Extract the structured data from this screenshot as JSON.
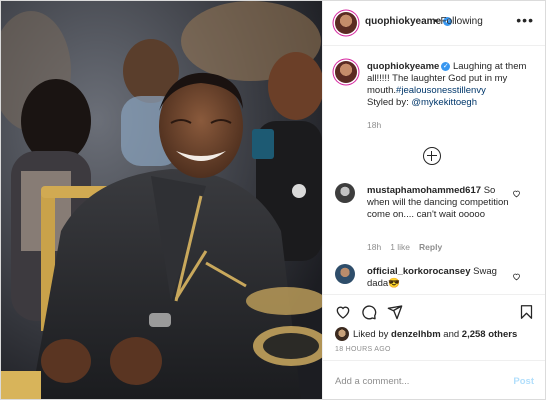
{
  "header": {
    "username": "quophiokyeame",
    "separator": "•",
    "follow_label": "Following",
    "more_icon": "more-dots-icon"
  },
  "caption": {
    "username": "quophiokyeame",
    "text": "Laughing at them all!!!!! The laughter God put in my mouth.",
    "hashtag": "#jealousonesstillenvy",
    "styled_prefix": "Styled by:",
    "styled_handle": "@mykekittoegh",
    "time": "18h"
  },
  "load_more_icon": "plus-circle-icon",
  "comments": [
    {
      "username": "mustaphamohammed617",
      "text": "So when will the dancing competition come on.... can't wait ooooo",
      "time": "18h",
      "likes": "1 like",
      "reply": "Reply"
    },
    {
      "username": "official_korkorocansey",
      "text": "Swag dada",
      "emoji": "😎"
    }
  ],
  "actions": {
    "icons": [
      "heart-icon",
      "comment-icon",
      "share-icon",
      "bookmark-icon"
    ],
    "liked_by_prefix": "Liked by",
    "liked_by_user": "denzelhbm",
    "liked_by_and": "and",
    "liked_by_count": "2,258 others",
    "timestamp": "18 HOURS AGO"
  },
  "add_comment": {
    "placeholder": "Add a comment...",
    "post_label": "Post"
  },
  "colors": {
    "link": "#00376b",
    "verified": "#3897f0",
    "muted": "#8e8e8e",
    "post_disabled": "#b2dffc"
  }
}
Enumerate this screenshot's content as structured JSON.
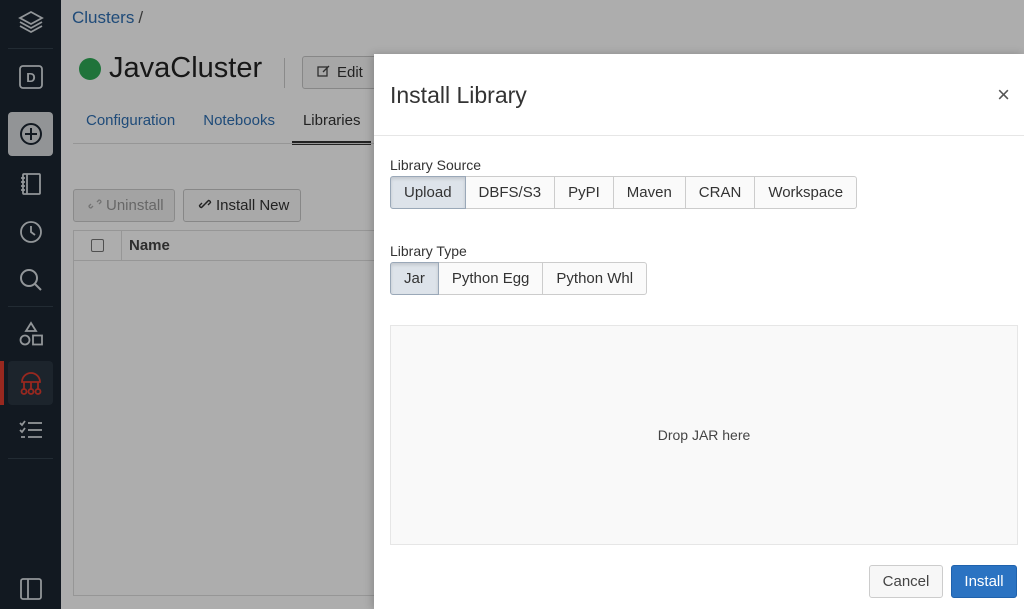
{
  "breadcrumb": {
    "root": "Clusters",
    "separator": "/"
  },
  "cluster": {
    "name": "JavaCluster",
    "status_color": "#2eaa56",
    "edit_label": "Edit"
  },
  "tabs": [
    {
      "label": "Configuration"
    },
    {
      "label": "Notebooks"
    },
    {
      "label": "Libraries",
      "active": true
    }
  ],
  "toolbar": {
    "uninstall_label": "Uninstall",
    "install_new_label": "Install New"
  },
  "library_table": {
    "columns": [
      "Name"
    ]
  },
  "sidebar": {
    "items": [
      {
        "icon": "layers-icon"
      },
      {
        "icon": "d-icon"
      },
      {
        "icon": "plus-circle-icon"
      },
      {
        "icon": "notebook-icon"
      },
      {
        "icon": "clock-icon"
      },
      {
        "icon": "search-icon"
      },
      {
        "icon": "shapes-icon"
      },
      {
        "icon": "cluster-icon",
        "active": true
      },
      {
        "icon": "jobs-list-icon"
      },
      {
        "icon": "sidebar-toggle-icon"
      }
    ]
  },
  "modal": {
    "title": "Install Library",
    "close": "×",
    "library_source": {
      "label": "Library Source",
      "options": [
        "Upload",
        "DBFS/S3",
        "PyPI",
        "Maven",
        "CRAN",
        "Workspace"
      ],
      "selected": "Upload"
    },
    "library_type": {
      "label": "Library Type",
      "options": [
        "Jar",
        "Python Egg",
        "Python Whl"
      ],
      "selected": "Jar"
    },
    "dropzone_text": "Drop JAR here",
    "cancel_label": "Cancel",
    "install_label": "Install"
  },
  "colors": {
    "accent": "#2b73c2",
    "sidebar": "#1b2631",
    "active_red": "#e03b2f"
  }
}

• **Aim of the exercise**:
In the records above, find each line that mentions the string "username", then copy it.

• **Solution**:
    "username": "quophiokyeame",
    "username": "quophiokyeame",
      "username": "mustaphamohammed617",
      "username": "official_korkorocansey",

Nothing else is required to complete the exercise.